Farmer Focus: Old spud surplus welcome after late start

Well it has finally happened: the spring work has commenced. We are at least three weeks behind, if not a bit more on some jobs.

Only time will tell what the effect of the delayed start will be on eventual yields.

I am carrying a surplus of potatoes over and above what I thought I was likely to need to meet my processing contracts, taking into account our usual lifting start date.

See also: 3 fungicide strategies to fight resistant potato blight

I was resigned to having to sell the surplus at some very low money, but my thoughts have changed recently as I no longer expect to lift the usual tonnage at the end of June.

I could well be glad of some old crop to pad things out for a week or two.

Fewer bunches sold

Daffodil flower season is now behind us, and what a strange one it was. At one point in my career, when I was employed by a major producer and marketer, he used to tell me that every season was different.

I had thought that by now I had seen all the possible combinations, but yet again it has been different.

It can be summed up as: fewer bunches sold but at a higher price, a difficult labour situation and weather frustrations.

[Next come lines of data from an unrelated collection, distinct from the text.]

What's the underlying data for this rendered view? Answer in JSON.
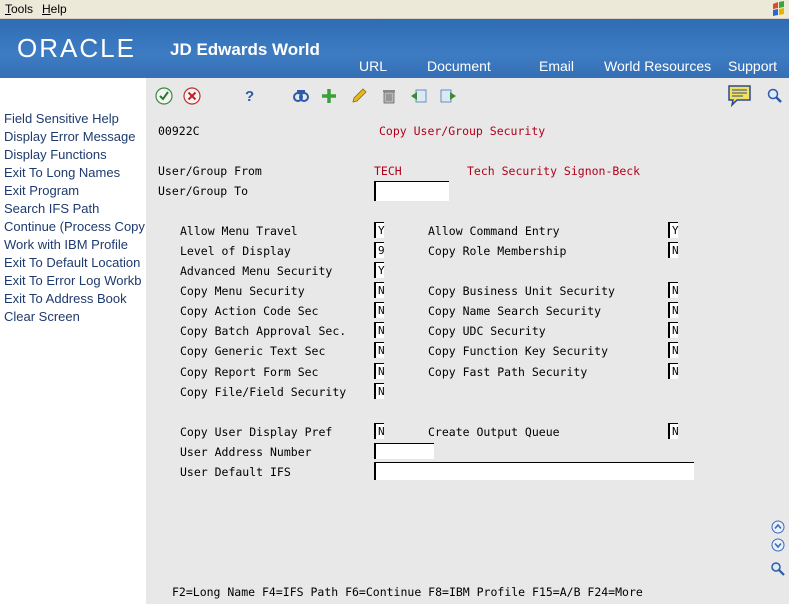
{
  "menubar": {
    "tools": "Tools",
    "help": "Help"
  },
  "header": {
    "brand": "ORACLE",
    "product": "JD Edwards World",
    "nav": [
      "URL",
      "Document",
      "Email",
      "World Resources",
      "Support"
    ]
  },
  "left_links": [
    "Field Sensitive Help",
    "Display Error Message",
    "Display Functions",
    "Exit To Long Names",
    "Exit Program",
    "Search IFS Path",
    "Continue (Process Copy",
    "Work with IBM Profile",
    "Exit To Default Location",
    "Exit To Error Log Workb",
    "Exit To Address Book",
    "Clear Screen"
  ],
  "form": {
    "program_id": "00922C",
    "title": "Copy User/Group Security",
    "from_label": "User/Group From",
    "from_value": "TECH",
    "from_desc": "Tech Security Signon-Beck",
    "to_label": "User/Group To",
    "to_value": "",
    "left_fields": [
      {
        "label": "Allow Menu Travel",
        "value": "Y"
      },
      {
        "label": "Level of Display",
        "value": "9"
      },
      {
        "label": "Advanced Menu Security",
        "value": "Y"
      },
      {
        "label": "Copy Menu Security",
        "value": "N"
      },
      {
        "label": "Copy Action Code Sec",
        "value": "N"
      },
      {
        "label": "Copy Batch Approval Sec.",
        "value": "N"
      },
      {
        "label": "Copy Generic Text Sec",
        "value": "N"
      },
      {
        "label": "Copy Report Form Sec",
        "value": "N"
      },
      {
        "label": "Copy File/Field Security",
        "value": "N"
      }
    ],
    "right_fields": [
      {
        "label": "Allow Command Entry",
        "value": "Y"
      },
      {
        "label": "Copy Role Membership",
        "value": "N"
      },
      {
        "label": "Copy Business Unit Security",
        "value": "N"
      },
      {
        "label": "Copy Name Search Security",
        "value": "N"
      },
      {
        "label": "Copy UDC Security",
        "value": "N"
      },
      {
        "label": "Copy Function Key Security",
        "value": "N"
      },
      {
        "label": "Copy Fast Path Security",
        "value": "N"
      }
    ],
    "display_pref_label": "Copy User Display Pref",
    "display_pref_value": "N",
    "output_queue_label": "Create Output Queue",
    "output_queue_value": "N",
    "address_label": "User Address Number",
    "address_value": "",
    "ifs_label": "User Default IFS",
    "ifs_value": "",
    "function_keys": "F2=Long Name F4=IFS Path F6=Continue F8=IBM Profile F15=A/B F24=More"
  },
  "colors": {
    "header_blue": "#356fb5",
    "title_red": "#b0001a",
    "link_blue": "#1e3a6e"
  }
}
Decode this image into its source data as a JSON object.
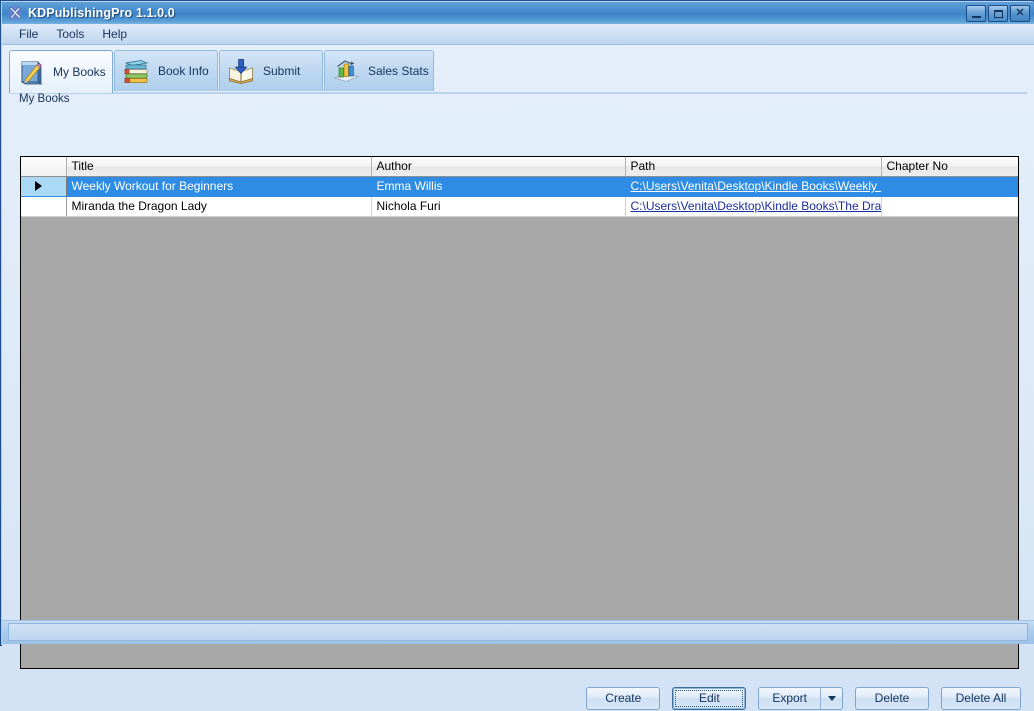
{
  "window": {
    "title": "KDPublishingPro 1.1.0.0",
    "app_icon": "app-logo-icon",
    "minimize_label": "Minimize",
    "maximize_label": "Maximize",
    "close_label": "Close",
    "close_glyph": "✕"
  },
  "menu": {
    "items": [
      {
        "label": "File"
      },
      {
        "label": "Tools"
      },
      {
        "label": "Help"
      }
    ]
  },
  "tabs": [
    {
      "label": "My Books",
      "icon": "book-pencil-icon",
      "selected": true
    },
    {
      "label": "Book Info",
      "icon": "book-stack-icon",
      "selected": false
    },
    {
      "label": "Submit",
      "icon": "open-book-download-icon",
      "selected": false
    },
    {
      "label": "Sales Stats",
      "icon": "bar-chart-icon",
      "selected": false
    }
  ],
  "group": {
    "caption": "My Books"
  },
  "grid": {
    "columns": [
      {
        "key": "selector",
        "label": ""
      },
      {
        "key": "title",
        "label": "Title"
      },
      {
        "key": "author",
        "label": "Author"
      },
      {
        "key": "path",
        "label": "Path"
      },
      {
        "key": "chapter",
        "label": "Chapter No"
      }
    ],
    "rows": [
      {
        "selected": true,
        "marker": "▶",
        "title": "Weekly Workout for Beginners",
        "author": "Emma Willis",
        "path": "C:\\Users\\Venita\\Desktop\\Kindle Books\\Weekly ...",
        "chapter": ""
      },
      {
        "selected": false,
        "marker": "",
        "title": "Miranda the Dragon Lady",
        "author": "Nichola Furi",
        "path": "C:\\Users\\Venita\\Desktop\\Kindle Books\\The Drag...",
        "chapter": ""
      }
    ]
  },
  "buttons": {
    "create": "Create",
    "edit": "Edit",
    "export": "Export",
    "export_arrow": "chevron-down-icon",
    "delete": "Delete",
    "delete_all": "Delete All"
  },
  "colors": {
    "title_bar": "#4a90d0",
    "selection": "#2e8ce4",
    "selector_cell": "#a9d9f5",
    "grid_empty": "#a8a8a8",
    "link": "#1a2fa0",
    "client": "#dfeaf8",
    "text": "#17325a"
  }
}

We picked considerably fewer bunches from our earlier varieties, but the later ones were about normal.

I can only put this down to a weather factor at some point in their physiological development. The snow and extended cold spells didn’t help either.

The noticeable difference in recent times has been that as more and more of the crop is contracted into the multiples the less the price moves in times of shortage.

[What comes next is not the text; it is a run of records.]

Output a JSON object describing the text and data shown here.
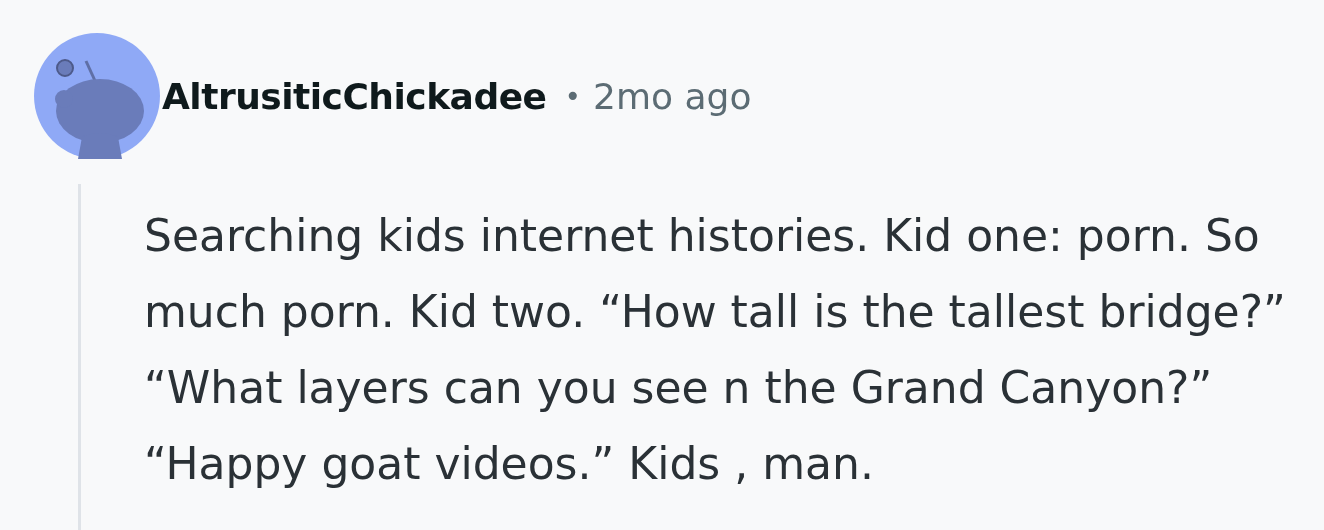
{
  "comment": {
    "author": "AltrusiticChickadee",
    "separator": "•",
    "time": "2mo ago",
    "body": "Searching kids internet histories. Kid one: porn. So much porn. Kid two. “How tall is the tallest bridge?” “What layers can you see n the Grand Canyon?” “Happy goat videos.” Kids , man."
  }
}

Now I am not complaining about that as, in the majority of years, I am pretty glad that the security is there.

Nowadays, we rarely have to stop picking because of oversupply and lack of markets, but it does have an effect in a year like we have just seen.

It comes as a difficult concept in an industry where supply and demand has predominated, but it is crucial to look after your regular purchasers as there is always another day.


Jeremy Oatey manages 1,200ha of arable land near Plymouth in Cornwall and is 2013 Farmers Weekly Arable Farmer of the Year. Cropping includes wheat, barley, OSR, oats, beans, potatoes, onions, swedes and daffodils.